Slavery and Servitude in the Colonies

Start Free Trial

Student Question

How were indentured servants treated in the colonies?

Expert Answers

An illustration of the letter 'A' in a speech bubbles

The treatment of indentured servants in colonial North America varied greatly. How they were treated depended largely on the attitude of the landowner for whom they worked. The landowners were responsible for the welfare of their indentured servants and had a large amount of latitude in how they fulfilled this commitment.

There are some reports of indentured servants who were treated well, given a large degree of autonomy, and considered part of the landowner's family. Servants with a specialized skill usually faired the best, as their services were highly valued. This, however, was not the norm.

More often, indentured servants were treated as mere chattel. Since they were seen as a way to increase profits for the landowner and little else, they were usually given very simple housing and just enough food (when it was available) to stay healthy enough to work. In fact, many did not survive their first year in North America. It was very common for disease, harsh conditions, and starvation to take the lives of servants in what was known as "summer seasoning."

Work was hard for indentured servants. They would be expected to toil from dawn to dusk every day but Sunday. If a servant was too weak to work or suffering from an injury that prevented labor, more time would be added to their contract.

Furthermore, indentured servants who did not comply with the landowner's wishes could be severely punished. Food could be withheld, and in certain circumstances, servants could be severely beaten. In some cases, they would be beaten so harshly that they died. There was no punishment for a landowner who beat their servant to death. Additionally, it was not uncommon for female servants to be sexually assaulted.

Even though the mistreatment of indentured servants was widespread, it still shocked many English observers. Many felt that the harsh and inhumane treatment of fellow English men and women was beneath the dignity of a civilized society.

Approved by eNotes Editorial
An illustration of the letter 'A' in a speech bubbles

What was life like for indentured servants in the colonies?

While slavery was prevalent in the colonies, indentured servitude may well have been the preferred choice for labor. An indenturing contract occurred when a man, woman, or child entered into a voluntary agreement to provide labor services for a period of time in exchange for something of value. Usually, the period of service was four to seven years, and the exchange was for land, passage to the colonies, or something else of value.

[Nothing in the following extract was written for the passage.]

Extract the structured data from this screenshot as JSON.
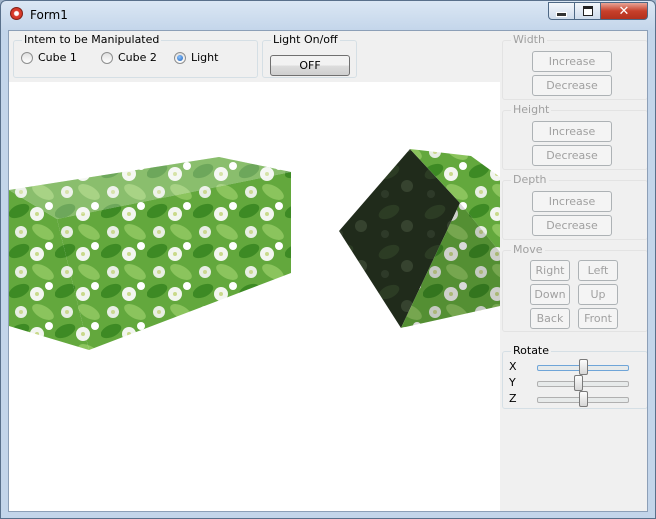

There was a biblical basis, with Hebrews indenturing themselves to other people of the same faith for repayment of debts or other reasons. The tradition of indentured service was established long before it became a practice in England and as a way of populating the colonies. It may have been preferred over slavery because when the time of the contract expired, the person indentured would receive the agreed-upon compensation. Being that the contract was voluntary, was certain to end on a specific date, and promised compensation when the contract terminated, the worker would be theoretically more motivated to work than coerced slave labor with no end or no compensation. However, the indentured servant's contract was treated as the property of the owner. The contract could be bought, sold, traded, or passed on as an inheritance.

A large population of laborers was needed to colonize the Americas. Encouraging people to leave the routine civilized life of England for the unknown and difficult life in the colonies was not an easy sale. Indentured servant contracts provided some incentives and protection for both the servant and contract owner. Laws in Virginia and Maryland offered some protection to labor under the indentured servant system. These were known as the Headright System. Under the Headright System, the contracts usually stipulated the owner provide the servant with passage to the colonies, room, and board while working. Once the contract was fulfilled, the indentured servant would be compensated per the contract and was under no obligation to continue to provide services to the owner of the contract.

Life for indentured servants was better by comparison to life for slaves, but it was still harsh. It is estimated by some historians that as much as sixty percent of the indentured servants died before receiving the benefits of completing the contract. Once in the colonies, unscrupulous owners might renege on portions of the contract, and the workers, not being property owners or having little education, would have no legal recourse. Women were subject to varying degrees of harassment. In some instances, women who became pregnant during the term of the contract could have their indentured time extended. Child laborers were subjected to all types of abuse and placed in many inappropriate work situations that were dangerous. Abuse of the system was not always the case, but the working conditions generally were harsh, difficult, and oftentimes not much better than the poverty many had experienced in their home countries.

The majority of indentured servants were young, uneducated, and poor. They worked manual labor jobs from sunrise to sunset, usually six days per week with a half a day's rest on Sundays. Though they were promised a better life in return for service for a short time, the reality was that many indentured servants did not live to see their freedom or earn the compensation promised in exchange for their efforts.

See eNotes Ad-Free

Start your 48-hour free trial to get access to more than 30,000 additional guides and more than 350,000 Homework Help questions answered by our experts.

Get 48 Hours Free Access
Last Updated on